How to get better at something

  1. Immersion
  2. Get feedback from those who matter
  3. Avoid feedback from those who don’t
  4. Filter the fluff and the futile
  5. Do the work
  6. Celebrate small wins
  7. Avoid shortcuts
  8. Repeat

Immerse yourself.

Immersion is how to learn a language, acquire a skill, or make rapid change of any kind. Getting better requires changing your brain. Full immersion in a new environment facilitates completely new connections in the brain.

If you want better health rapidly, just take a six month sabbatical and stay in an organic yoga retreat center…

Probably not an option.

What is likely an option is to immerse yourself in a community that also seeks health and supports each other when times get challenging.

Hire professionals to help you eat, think move, recuperate in ways that contribute to health and facilitate you avoiding old self-sabotaging patterns.

Jump in with two feet. The water’s warm.

Get feedback only from those who matter.

Record yourself and give yourself feedback before seeking feedback from others. You will be your harshest critic and will cultivate the ability to see what improvements are necessary which shortens the feedback loop. This accelerates your growth. Then seek from a trusted source feedback that you haven’t been able to see on your own.

Seek mentors and colleagues who have walked the path or are walking the path. Seek people who you have chosen to spend your life serving since it will be them who you hope finds value as you progress. Seek truth from those you trust.

Avoid naysayers who naysay for the sake of feeling important. Avoid non-believers who will crush anything outside of their own belief system so they can feel safe. Avoid the people who just say nice job. They think it’s because they don’t want to hurt your feelings, but they’re really just hiding from their own discomfort.

Filter the fluff and the futile.

If you gather 100 units of feedback, find the 20 that will give you 80% of the result you seek. Then from the 20, pick the 4. Then pick the one. Start there. If there is still more time, choose from the four, and so on. Discard the rest for now because as you progress you will have side benefit that takes care of much of the ticky-tacky.

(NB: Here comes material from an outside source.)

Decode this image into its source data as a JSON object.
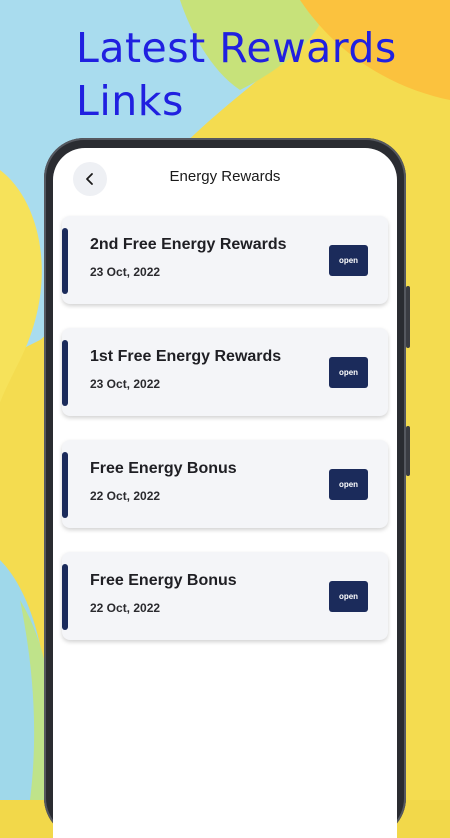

Do the work.

Don’t fall into the trap of seeking feedback when it is time to do the work. If you want to get better hands-on, you gotta get hands-on. If every time you get stressed about not knowing how to work with your hands you find yourself listening to a podcast about working with your hands, YOU. ARE. HIDING.

Celebrate small wins.

The muscle that is used to perceive and appreciate the sensation of achieving a milestone must be trained. Otherwise, this muscles will atrophy.

And by the time you arrive at the “finish line”, your muscles of future casting and chasing will be so overdeveloped that you will blow right by the mark leaving the fruits of your labor to rot.

Every win is a higher peak with a better view. You can see something new after every step. Designate some time, energy, and focus to appreciate it.

Avoid shortcuts.

Seek efficiency in systems that get more result per unit of effort, but not at the expense of your values and integrity.

If you pay for a “system” that makes a dream-come-true promise, that will happen almost immediately, with little-to-no effort by you, one of two things is likely true:

  • It is complete nonsense -or-
  • You will have landed in a dream you didn’t earn, lacking the experience to appreciate it, and having developed little-to-no skills or the resilience required to keep the dream alive.

Either way, you come up short.

Work, listen, learn, work, celebrate.